The Warriors like their chances with the ball in Monta Ellis' hands and the score tied in the final seconds.
That scenario went horribly wrong Friday night.
Ellis was picked clean by the Indiana Pacers' George Hill as he attempted a drive to the basket. Hill raced in for a layup, was fouled and converted a three-point play with 1.8 seconds left.
Just like that, the Warriors were left to digest a 94-91 loss -- one that left coach Mark Jackson steamed on several fronts.
Replays appeared to show Hill kick the ball right after knocking it free from Ellis. The referees ruled it unintentional and let play continue rather than blow the whistle.
"The referees felt it wasn't intentional, obviously it was," Jackson said. " ... This is just a missed call."
But the Warriors can blame themselves for a performance that included just 18 teamwide assists and 18 turnovers, not to mention soft inside play against Danny Granger (26 points), David West (18 points) and Roy Hibbert (16 rebounds).
The loss spoiled the return of point guard Stephen Curry from an eight-game absence, not to mention the opener of the Warriors' six-game homestand.
"At the end of the day, I don't blame the referees," Jackson said. "We've got to be a better basketball team than we've been. That's just not gonna cut it."
Curry, cleared to return from a sprained right ankle, showed early rust and finished with 12 points on 5-for-15 shooting. He did heat up late, scoring seven straight Warriors points down the stretch of a game that featured an NBA season-high 25 lead changes.
Then Ellis (25 points) rattled off six straight Warriors points, including a runner in the lane with 45.9 seconds left that tied it 91-91.
After a timeout on the other end, Golden State got a stop to set up the last-second dramatics.
Jackson opted not to call timeout and give Indiana a chance to set its defense.
"It's a good play," Curry said. "Monta's strength is using his speed to get to the basket. I think we could use a little more movement, so they don't know what's going to happen."
Curry had an open look on a deep 3-pointer as time expired but was badly off-target.

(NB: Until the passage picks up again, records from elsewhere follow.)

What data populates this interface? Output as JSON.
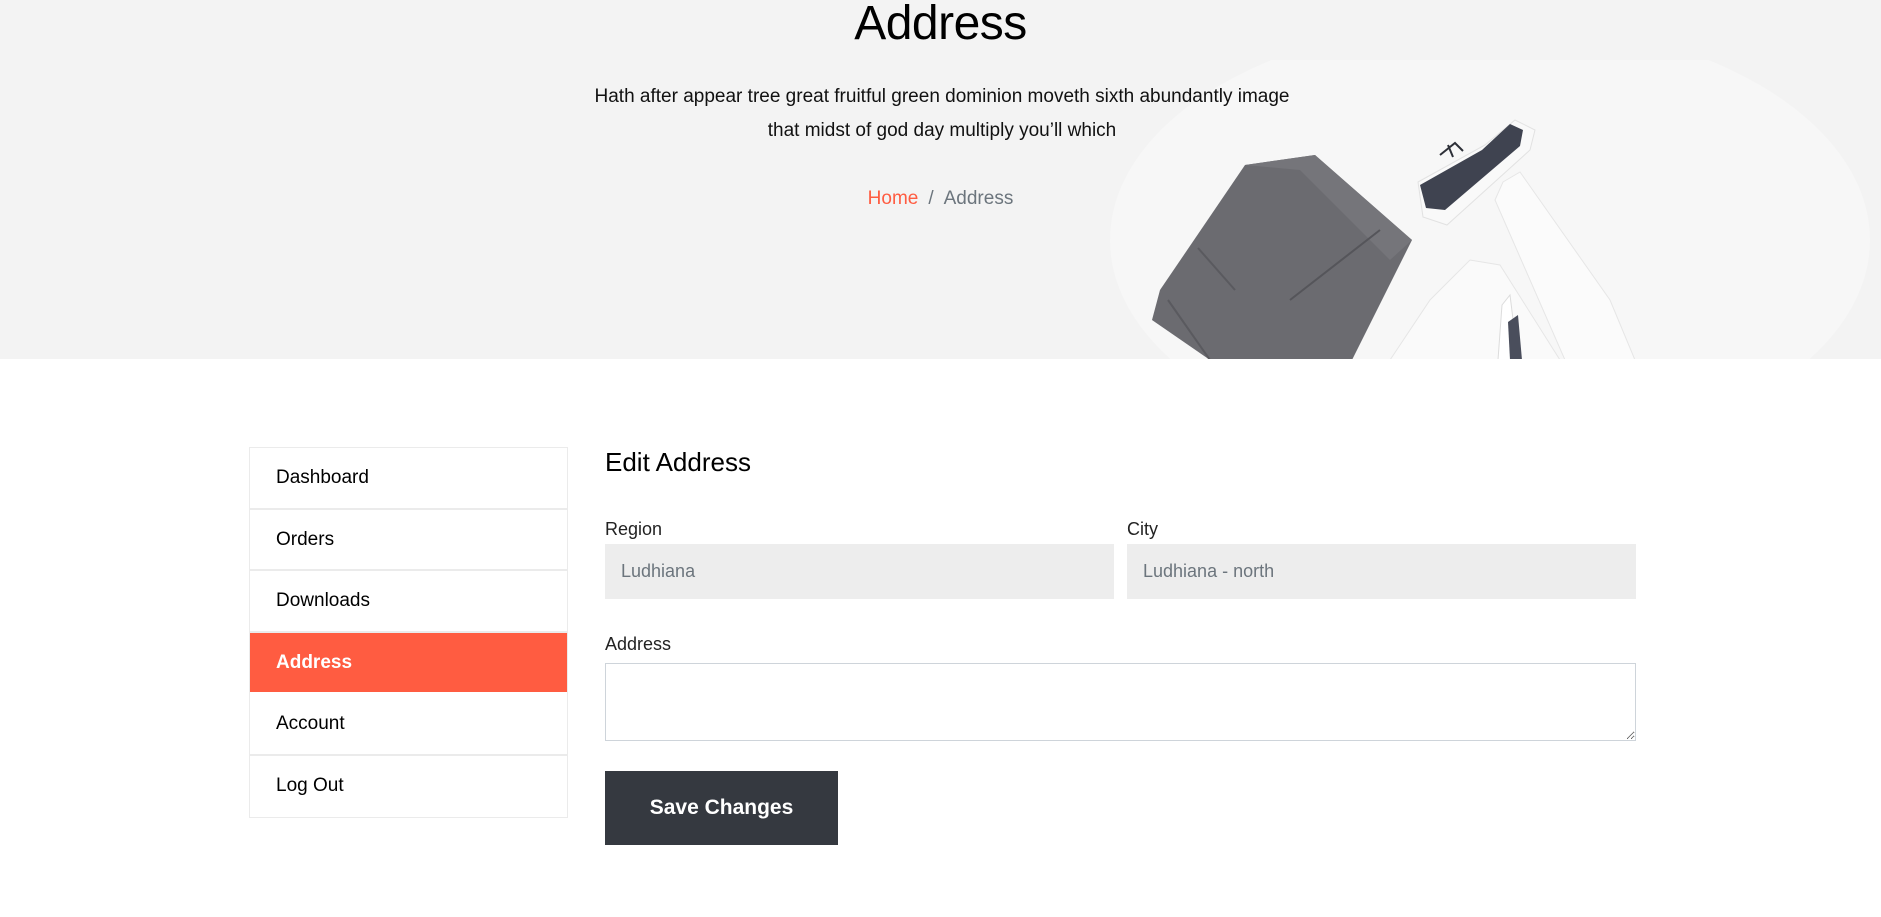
{
  "hero": {
    "title": "Address",
    "subtitle": "Hath after appear tree great fruitful green dominion moveth sixth abundantly image that midst of god day multiply you’ll which",
    "breadcrumb": {
      "home": "Home",
      "separator": "/",
      "current": "Address"
    },
    "image": "clothing-flatlay-pants-sneakers-shirt"
  },
  "sidebar": {
    "items": [
      {
        "label": "Dashboard",
        "active": false
      },
      {
        "label": "Orders",
        "active": false
      },
      {
        "label": "Downloads",
        "active": false
      },
      {
        "label": "Address",
        "active": true
      },
      {
        "label": "Account",
        "active": false
      },
      {
        "label": "Log Out",
        "active": false
      }
    ]
  },
  "form": {
    "title": "Edit Address",
    "region": {
      "label": "Region",
      "value": "Ludhiana"
    },
    "city": {
      "label": "City",
      "value": "Ludhiana - north"
    },
    "address": {
      "label": "Address",
      "value": ""
    },
    "save_label": "Save Changes"
  },
  "colors": {
    "accent": "#ff5c41",
    "button_dark": "#353940",
    "hero_bg": "#f3f3f3",
    "input_bg": "#ededed"
  }
}
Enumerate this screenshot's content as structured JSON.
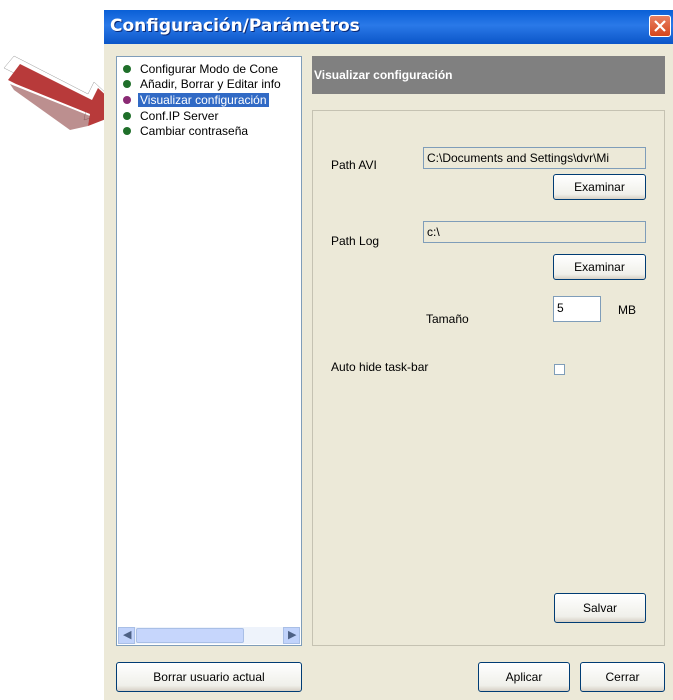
{
  "window": {
    "title": "Configuración/Parámetros"
  },
  "tree": {
    "items": [
      {
        "label": "Configurar Modo de Cone",
        "selected": false
      },
      {
        "label": "Añadir, Borrar y Editar info",
        "selected": false
      },
      {
        "label": "Visualizar configuración",
        "selected": true
      },
      {
        "label": "Conf.IP Server",
        "selected": false
      },
      {
        "label": "Cambiar contraseña",
        "selected": false
      }
    ]
  },
  "panel": {
    "header": "Visualizar configuración",
    "path_avi": {
      "label": "Path AVI",
      "value": "C:\\Documents and Settings\\dvr\\Mi",
      "browse": "Examinar"
    },
    "path_log": {
      "label": "Path Log",
      "value": "c:\\",
      "browse": "Examinar"
    },
    "size": {
      "label": "Tamaño",
      "value": "5",
      "unit": "MB"
    },
    "autohide": {
      "label": "Auto hide task-bar",
      "checked": false
    },
    "save": "Salvar"
  },
  "footer": {
    "delete_user": "Borrar usuario actual",
    "apply": "Aplicar",
    "close": "Cerrar"
  },
  "colors": {
    "titlebar": "#0a5fd6",
    "selection": "#316ac5",
    "arrow": "#b83a3a"
  }
}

The Warriors proceeded with caution with Curry, who has endured recurring problems with his ankle all season. He said his ankle felt good enough to play five or six days ago, but he was held out to give it extra rest.
It wasn't determined he would play Friday until about 90 minutes before tipoff, after Curry passed a series of tests to measure the strength in his ankle.
Curry said he was happy to come away with his ankle feeling strong.
As for Hill, the Pacers' hero, he had watched film of Ellis' last-second shot that had beaten Indiana nearly one year to the day Friday.
"What goes around sometimes comes around," Hill said.
"My emotions are pretty high and positive," Rush said during Friday's shootaround. "I don't have any grudge against them. It's a business, and that's how I look at it. I'm happy with where I am right now, so I've got no complaints."
Rush, who scored six points Friday, has quickly established himself as a key man off the bench for Golden State.
"We loved Lou and what he did for us," Curry said. "But as a (small forward) who can come off the bench and be instant offense, and defensively be long and athletic, it allows us to have more depth at that position on the defensive end."
Amundson came in averaging 2.3 points and 2.3 rebounds per game for Indiana. He had no points and one rebound in five minutes of action Friday.
"We have a great stretch," Jackson said. "We're at home. They're not 'gimme' games, but we can really put together a heck of a run right now, and it starts with taking care of business on a nightly basis before you can look at it in a chunk. We're not good enough to look at it in a chunk yet."